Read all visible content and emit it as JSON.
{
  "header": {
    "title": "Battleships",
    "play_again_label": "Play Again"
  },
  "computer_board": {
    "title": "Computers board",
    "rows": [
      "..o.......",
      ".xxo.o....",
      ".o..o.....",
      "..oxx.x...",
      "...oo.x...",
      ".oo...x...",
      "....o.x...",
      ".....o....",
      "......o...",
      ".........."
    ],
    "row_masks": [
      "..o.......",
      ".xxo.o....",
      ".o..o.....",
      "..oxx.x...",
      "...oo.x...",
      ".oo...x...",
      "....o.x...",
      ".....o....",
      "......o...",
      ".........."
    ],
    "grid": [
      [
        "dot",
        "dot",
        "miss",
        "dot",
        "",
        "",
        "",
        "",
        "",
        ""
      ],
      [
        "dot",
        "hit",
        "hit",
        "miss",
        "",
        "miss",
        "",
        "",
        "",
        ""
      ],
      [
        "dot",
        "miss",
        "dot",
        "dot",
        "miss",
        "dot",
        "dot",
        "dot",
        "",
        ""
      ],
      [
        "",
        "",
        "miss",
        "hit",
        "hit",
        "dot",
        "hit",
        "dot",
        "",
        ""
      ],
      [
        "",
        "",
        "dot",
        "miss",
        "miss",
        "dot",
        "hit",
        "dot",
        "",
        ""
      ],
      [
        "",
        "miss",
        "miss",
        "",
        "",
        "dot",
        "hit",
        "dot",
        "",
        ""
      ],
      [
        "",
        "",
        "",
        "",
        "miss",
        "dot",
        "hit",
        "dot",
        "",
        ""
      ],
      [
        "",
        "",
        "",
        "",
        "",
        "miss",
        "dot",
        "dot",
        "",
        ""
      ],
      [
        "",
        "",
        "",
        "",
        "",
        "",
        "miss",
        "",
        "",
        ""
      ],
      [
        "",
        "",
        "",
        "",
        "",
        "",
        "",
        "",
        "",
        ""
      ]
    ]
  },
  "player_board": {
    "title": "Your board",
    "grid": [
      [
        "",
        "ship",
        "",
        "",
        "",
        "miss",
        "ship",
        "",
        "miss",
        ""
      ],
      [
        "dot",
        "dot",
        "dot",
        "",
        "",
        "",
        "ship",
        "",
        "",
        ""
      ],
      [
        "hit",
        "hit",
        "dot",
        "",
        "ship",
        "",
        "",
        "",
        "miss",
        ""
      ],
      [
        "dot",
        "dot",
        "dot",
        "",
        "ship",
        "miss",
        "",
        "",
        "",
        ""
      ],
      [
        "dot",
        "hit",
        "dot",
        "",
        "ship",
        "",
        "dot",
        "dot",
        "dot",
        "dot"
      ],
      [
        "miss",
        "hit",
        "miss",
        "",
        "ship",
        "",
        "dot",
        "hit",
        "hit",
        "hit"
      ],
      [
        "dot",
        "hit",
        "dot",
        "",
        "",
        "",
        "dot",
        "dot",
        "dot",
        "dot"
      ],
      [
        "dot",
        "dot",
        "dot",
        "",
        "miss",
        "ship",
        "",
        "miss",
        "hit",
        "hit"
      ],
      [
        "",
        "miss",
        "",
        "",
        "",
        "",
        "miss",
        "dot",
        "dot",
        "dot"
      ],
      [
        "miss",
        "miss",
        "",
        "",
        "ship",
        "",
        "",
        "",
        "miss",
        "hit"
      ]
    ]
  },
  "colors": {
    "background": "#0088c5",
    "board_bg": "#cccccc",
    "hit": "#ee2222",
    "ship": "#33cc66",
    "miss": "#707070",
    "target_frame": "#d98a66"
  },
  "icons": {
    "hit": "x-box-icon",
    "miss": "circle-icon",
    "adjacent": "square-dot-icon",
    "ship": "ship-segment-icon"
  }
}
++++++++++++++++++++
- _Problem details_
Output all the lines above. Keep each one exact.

- _Exercise answer_
Read all visible content and emit it as JSON.
{
  "header": {
    "title": "Battleships",
    "play_again_label": "Play Again"
  },
  "computer_board": {
    "title": "Computers board",
    "rows": [
      "..o.......",
      ".xxo.o....",
      ".o..o.....",
      "..oxx.x...",
      "...oo.x...",
      ".oo...x...",
      "....o.x...",
      ".....o....",
      "......o...",
      ".........."
    ],
    "row_masks": [
      "..o.......",
      ".xxo.o....",
      ".o..o.....",
      "..oxx.x...",
      "...oo.x...",
      ".oo...x...",
      "....o.x...",
      ".....o....",
      "......o...",
      ".........."
    ],
    "grid": [
      [
        "dot",
        "dot",
        "miss",
        "dot",
        "",
        "",
        "",
        "",
        "",
        ""
      ],
      [
        "dot",
        "hit",
        "hit",
        "miss",
        "",
        "miss",
        "",
        "",
        "",
        ""
      ],
      [
        "dot",
        "miss",
        "dot",
        "dot",
        "miss",
        "dot",
        "dot",
        "dot",
        "",
        ""
      ],
      [
        "",
        "",
        "miss",
        "hit",
        "hit",
        "dot",
        "hit",
        "dot",
        "",
        ""
      ],
      [
        "",
        "",
        "dot",
        "miss",
        "miss",
        "dot",
        "hit",
        "dot",
        "",
        ""
      ],
      [
        "",
        "miss",
        "miss",
        "",
        "",
        "dot",
        "hit",
        "dot",
        "",
        ""
      ],
      [
        "",
        "",
        "",
        "",
        "miss",
        "dot",
        "hit",
        "dot",
        "",
        ""
      ],
      [
        "",
        "",
        "",
        "",
        "",
        "miss",
        "dot",
        "dot",
        "",
        ""
      ],
      [
        "",
        "",
        "",
        "",
        "",
        "",
        "miss",
        "",
        "",
        ""
      ],
      [
        "",
        "",
        "",
        "",
        "",
        "",
        "",
        "",
        "",
        ""
      ]
    ]
  },
  "player_board": {
    "title": "Your board",
    "grid": [
      [
        "",
        "ship",
        "",
        "",
        "",
        "miss",
        "ship",
        "",
        "miss",
        ""
      ],
      [
        "dot",
        "dot",
        "dot",
        "",
        "",
        "",
        "ship",
        "",
        "",
        ""
      ],
      [
        "hit",
        "hit",
        "dot",
        "",
        "ship",
        "",
        "",
        "",
        "miss",
        ""
      ],
      [
        "dot",
        "dot",
        "dot",
        "",
        "ship",
        "miss",
        "",
        "",
        "",
        ""
      ],
      [
        "dot",
        "hit",
        "dot",
        "",
        "ship",
        "",
        "dot",
        "dot",
        "dot",
        "dot"
      ],
      [
        "miss",
        "hit",
        "miss",
        "",
        "ship",
        "",
        "dot",
        "hit",
        "hit",
        "hit"
      ],
      [
        "dot",
        "hit",
        "dot",
        "",
        "",
        "",
        "dot",
        "dot",
        "dot",
        "dot"
      ],
      [
        "dot",
        "dot",
        "dot",
        "",
        "miss",
        "ship",
        "",
        "miss",
        "hit",
        "hit"
      ],
      [
        "",
        "miss",
        "",
        "",
        "",
        "",
        "miss",
        "dot",
        "dot",
        "dot"
      ],
      [
        "miss",
        "miss",
        "",
        "",
        "ship",
        "",
        "",
        "",
        "miss",
        "hit"
      ]
    ]
  },
  "colors": {
    "background": "#0088c5",
    "board_bg": "#cccccc",
    "hit": "#ee2222",
    "ship": "#33cc66",
    "miss": "#707070",
    "target_frame": "#d98a66"
  },
  "icons": {
    "hit": "x-box-icon",
    "miss": "circle-icon",
    "adjacent": "square-dot-icon",
    "ship": "ship-segment-icon"
  }
}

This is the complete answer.